Photo/IllutrationA complete skeleton of a horse from the fifth century on display at the Tsukawara Museum in Kumamoto (Masayuki Shiraishi)

  • Photo/Illustraion
  • Photo/Illustraion

KUMAMOTO--For an archaeological dig, it was something of a jackpot find.

A complete skeleton of an equine dating back to the fifth century and unearthed here four years ago is on display at the municipal Tsukawara Museum.

The remains are the first from the Kofun Period (third to seventh century) to be discovered in the Kyushu region and only the third in the nation after those found in Osaka and Nagano prefectures.

Horses were a symbol of power for local warlords in those days.

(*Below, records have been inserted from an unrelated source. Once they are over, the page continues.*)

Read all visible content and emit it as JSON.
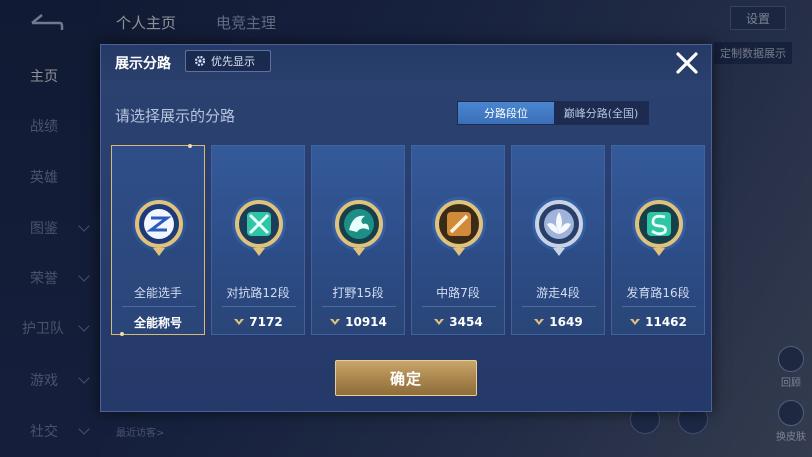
{
  "background": {
    "tabs": [
      "个人主页",
      "电竞主理"
    ],
    "sidebar": [
      "主页",
      "战绩",
      "英雄",
      "图鉴",
      "荣誉",
      "护卫队",
      "游戏",
      "社交"
    ],
    "settings_label": "设置",
    "data_show_label": "定制数据展示",
    "recent_visitors": "最近访客>",
    "right_buttons": [
      "回顾",
      "换皮肤"
    ]
  },
  "dialog": {
    "title": "展示分路",
    "priority_label": "优先显示",
    "prompt": "请选择展示的分路",
    "tabs": [
      {
        "label": "分路段位",
        "active": true
      },
      {
        "label": "巅峰分路(全国)",
        "active": false
      }
    ],
    "cards": [
      {
        "name": "全能选手",
        "score": "全能称号",
        "selected": true,
        "icon": "all-round-emblem-icon"
      },
      {
        "name": "对抗路12段",
        "score": "7172",
        "selected": false,
        "icon": "clash-lane-emblem-icon"
      },
      {
        "name": "打野15段",
        "score": "10914",
        "selected": false,
        "icon": "jungle-emblem-icon"
      },
      {
        "name": "中路7段",
        "score": "3454",
        "selected": false,
        "icon": "mid-lane-emblem-icon"
      },
      {
        "name": "游走4段",
        "score": "1649",
        "selected": false,
        "icon": "roam-emblem-icon"
      },
      {
        "name": "发育路16段",
        "score": "11462",
        "selected": false,
        "icon": "farm-lane-emblem-icon"
      }
    ],
    "confirm_label": "确定"
  },
  "colors": {
    "dialog_bg": "#2c4170",
    "selected_border": "#d9b878",
    "confirm_gold": "#b8955a",
    "active_tab": "#4b86d0"
  }
}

"The find shows that horses existed in what is now Kumamoto at a time when horses were highly valuable," said an official of the city's cultural promotion division. "This area is open to the sea and is considered to have played a key part in negotiations with other countries."

Officials said the horse on display was probably considered a "special horse" because it was the only one buried with great care at the site.

The horse bones were unearthed from a stratum dating to the mid-Kofun Period at the Kamidaimachi archaeological site here in September 2016.

The horse was buried with its head facing west in an area 200 centimeters wide, 110 cm long and 20 cm deep. The equine, probably a male aged around 12 when it died, measured an estimated 125 cm in height.

The skull and parts of other horses, as well as a harness and a clay vessel used to produce salt as horse feed, were also unearthed, indicating that horses might have been raised at the site.

The remains will be on display through Feb. 24. The museum is closed on Mondays. If Monday falls on a holiday, it is closed the following day.